Segment Start: RECORDS FOR THIS TASK

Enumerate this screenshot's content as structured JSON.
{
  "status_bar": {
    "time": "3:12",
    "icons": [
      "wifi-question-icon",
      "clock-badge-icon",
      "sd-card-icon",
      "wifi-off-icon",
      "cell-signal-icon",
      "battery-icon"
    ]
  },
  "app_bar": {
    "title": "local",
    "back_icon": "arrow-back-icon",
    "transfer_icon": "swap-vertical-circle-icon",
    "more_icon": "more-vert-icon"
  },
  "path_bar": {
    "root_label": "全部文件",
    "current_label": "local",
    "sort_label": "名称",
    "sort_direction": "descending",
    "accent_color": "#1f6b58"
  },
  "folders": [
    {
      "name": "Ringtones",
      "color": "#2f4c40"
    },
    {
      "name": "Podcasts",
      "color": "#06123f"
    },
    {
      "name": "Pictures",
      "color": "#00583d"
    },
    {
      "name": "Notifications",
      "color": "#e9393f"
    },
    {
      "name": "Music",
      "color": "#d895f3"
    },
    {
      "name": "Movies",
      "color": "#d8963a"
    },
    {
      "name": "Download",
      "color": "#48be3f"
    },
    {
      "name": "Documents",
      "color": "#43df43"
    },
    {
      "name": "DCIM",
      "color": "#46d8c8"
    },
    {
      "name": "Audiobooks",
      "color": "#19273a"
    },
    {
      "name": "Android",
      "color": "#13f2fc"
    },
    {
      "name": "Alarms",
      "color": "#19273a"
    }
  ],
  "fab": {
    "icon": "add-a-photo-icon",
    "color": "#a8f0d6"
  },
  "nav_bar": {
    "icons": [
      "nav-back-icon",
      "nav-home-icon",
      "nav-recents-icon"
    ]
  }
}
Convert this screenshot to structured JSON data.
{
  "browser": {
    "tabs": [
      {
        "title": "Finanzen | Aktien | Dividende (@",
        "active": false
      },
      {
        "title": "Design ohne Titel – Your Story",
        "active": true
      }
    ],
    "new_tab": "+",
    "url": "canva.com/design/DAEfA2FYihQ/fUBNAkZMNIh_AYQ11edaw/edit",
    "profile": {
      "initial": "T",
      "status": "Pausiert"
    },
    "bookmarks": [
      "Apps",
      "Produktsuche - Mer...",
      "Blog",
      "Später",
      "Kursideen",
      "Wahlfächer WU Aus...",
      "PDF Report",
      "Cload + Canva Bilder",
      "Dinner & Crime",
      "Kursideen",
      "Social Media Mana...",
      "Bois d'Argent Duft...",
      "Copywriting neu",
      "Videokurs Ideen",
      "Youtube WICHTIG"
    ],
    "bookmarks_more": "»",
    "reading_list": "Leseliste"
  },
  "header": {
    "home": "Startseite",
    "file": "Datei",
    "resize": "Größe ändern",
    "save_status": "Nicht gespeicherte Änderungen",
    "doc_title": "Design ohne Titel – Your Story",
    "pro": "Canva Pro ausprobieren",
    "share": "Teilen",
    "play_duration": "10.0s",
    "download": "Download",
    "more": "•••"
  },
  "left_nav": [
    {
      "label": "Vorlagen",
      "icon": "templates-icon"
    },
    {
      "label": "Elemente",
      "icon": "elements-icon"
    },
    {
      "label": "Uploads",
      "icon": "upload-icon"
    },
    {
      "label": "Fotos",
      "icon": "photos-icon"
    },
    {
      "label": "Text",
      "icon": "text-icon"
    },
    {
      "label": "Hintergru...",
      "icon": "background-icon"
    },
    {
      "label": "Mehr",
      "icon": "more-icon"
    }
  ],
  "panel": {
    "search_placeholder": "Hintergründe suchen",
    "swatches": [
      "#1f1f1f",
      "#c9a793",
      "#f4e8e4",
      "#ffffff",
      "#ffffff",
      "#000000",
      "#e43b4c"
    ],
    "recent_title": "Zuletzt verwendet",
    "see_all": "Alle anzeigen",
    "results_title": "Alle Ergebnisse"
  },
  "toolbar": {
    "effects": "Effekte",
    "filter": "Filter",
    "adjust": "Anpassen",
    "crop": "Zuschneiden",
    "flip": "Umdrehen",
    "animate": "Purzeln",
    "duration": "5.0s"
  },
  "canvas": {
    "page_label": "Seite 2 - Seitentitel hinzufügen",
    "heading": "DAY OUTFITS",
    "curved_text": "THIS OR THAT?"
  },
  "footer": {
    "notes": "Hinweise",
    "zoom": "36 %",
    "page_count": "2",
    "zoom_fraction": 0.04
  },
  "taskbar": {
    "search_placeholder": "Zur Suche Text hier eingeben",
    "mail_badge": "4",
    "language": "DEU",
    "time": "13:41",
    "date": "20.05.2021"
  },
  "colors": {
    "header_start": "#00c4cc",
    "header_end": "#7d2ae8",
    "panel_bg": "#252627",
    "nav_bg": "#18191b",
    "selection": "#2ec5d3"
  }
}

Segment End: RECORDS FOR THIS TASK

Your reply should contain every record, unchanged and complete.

Enumerate this screenshot's content as structured JSON.
{
  "status_bar": {
    "time": "3:12",
    "icons": [
      "wifi-question-icon",
      "clock-badge-icon",
      "sd-card-icon",
      "wifi-off-icon",
      "cell-signal-icon",
      "battery-icon"
    ]
  },
  "app_bar": {
    "title": "local",
    "back_icon": "arrow-back-icon",
    "transfer_icon": "swap-vertical-circle-icon",
    "more_icon": "more-vert-icon"
  },
  "path_bar": {
    "root_label": "全部文件",
    "current_label": "local",
    "sort_label": "名称",
    "sort_direction": "descending",
    "accent_color": "#1f6b58"
  },
  "folders": [
    {
      "name": "Ringtones",
      "color": "#2f4c40"
    },
    {
      "name": "Podcasts",
      "color": "#06123f"
    },
    {
      "name": "Pictures",
      "color": "#00583d"
    },
    {
      "name": "Notifications",
      "color": "#e9393f"
    },
    {
      "name": "Music",
      "color": "#d895f3"
    },
    {
      "name": "Movies",
      "color": "#d8963a"
    },
    {
      "name": "Download",
      "color": "#48be3f"
    },
    {
      "name": "Documents",
      "color": "#43df43"
    },
    {
      "name": "DCIM",
      "color": "#46d8c8"
    },
    {
      "name": "Audiobooks",
      "color": "#19273a"
    },
    {
      "name": "Android",
      "color": "#13f2fc"
    },
    {
      "name": "Alarms",
      "color": "#19273a"
    }
  ],
  "fab": {
    "icon": "add-a-photo-icon",
    "color": "#a8f0d6"
  },
  "nav_bar": {
    "icons": [
      "nav-back-icon",
      "nav-home-icon",
      "nav-recents-icon"
    ]
  }
}
Convert this screenshot to structured JSON data.
{
  "browser": {
    "tabs": [
      {
        "title": "Finanzen | Aktien | Dividende (@",
        "active": false
      },
      {
        "title": "Design ohne Titel – Your Story",
        "active": true
      }
    ],
    "new_tab": "+",
    "url": "canva.com/design/DAEfA2FYihQ/fUBNAkZMNIh_AYQ11edaw/edit",
    "profile": {
      "initial": "T",
      "status": "Pausiert"
    },
    "bookmarks": [
      "Apps",
      "Produktsuche - Mer...",
      "Blog",
      "Später",
      "Kursideen",
      "Wahlfächer WU Aus...",
      "PDF Report",
      "Cload + Canva Bilder",
      "Dinner & Crime",
      "Kursideen",
      "Social Media Mana...",
      "Bois d'Argent Duft...",
      "Copywriting neu",
      "Videokurs Ideen",
      "Youtube WICHTIG"
    ],
    "bookmarks_more": "»",
    "reading_list": "Leseliste"
  },
  "header": {
    "home": "Startseite",
    "file": "Datei",
    "resize": "Größe ändern",
    "save_status": "Nicht gespeicherte Änderungen",
    "doc_title": "Design ohne Titel – Your Story",
    "pro": "Canva Pro ausprobieren",
    "share": "Teilen",
    "play_duration": "10.0s",
    "download": "Download",
    "more": "•••"
  },
  "left_nav": [
    {
      "label": "Vorlagen",
      "icon": "templates-icon"
    },
    {
      "label": "Elemente",
      "icon": "elements-icon"
    },
    {
      "label": "Uploads",
      "icon": "upload-icon"
    },
    {
      "label": "Fotos",
      "icon": "photos-icon"
    },
    {
      "label": "Text",
      "icon": "text-icon"
    },
    {
      "label": "Hintergru...",
      "icon": "background-icon"
    },
    {
      "label": "Mehr",
      "icon": "more-icon"
    }
  ],
  "panel": {
    "search_placeholder": "Hintergründe suchen",
    "swatches": [
      "#1f1f1f",
      "#c9a793",
      "#f4e8e4",
      "#ffffff",
      "#ffffff",
      "#000000",
      "#e43b4c"
    ],
    "recent_title": "Zuletzt verwendet",
    "see_all": "Alle anzeigen",
    "results_title": "Alle Ergebnisse"
  },
  "toolbar": {
    "effects": "Effekte",
    "filter": "Filter",
    "adjust": "Anpassen",
    "crop": "Zuschneiden",
    "flip": "Umdrehen",
    "animate": "Purzeln",
    "duration": "5.0s"
  },
  "canvas": {
    "page_label": "Seite 2 - Seitentitel hinzufügen",
    "heading": "DAY OUTFITS",
    "curved_text": "THIS OR THAT?"
  },
  "footer": {
    "notes": "Hinweise",
    "zoom": "36 %",
    "page_count": "2",
    "zoom_fraction": 0.04
  },
  "taskbar": {
    "search_placeholder": "Zur Suche Text hier eingeben",
    "mail_badge": "4",
    "language": "DEU",
    "time": "13:41",
    "date": "20.05.2021"
  },
  "colors": {
    "header_start": "#00c4cc",
    "header_end": "#7d2ae8",
    "panel_bg": "#252627",
    "nav_bg": "#18191b",
    "selection": "#2ec5d3"
  }
}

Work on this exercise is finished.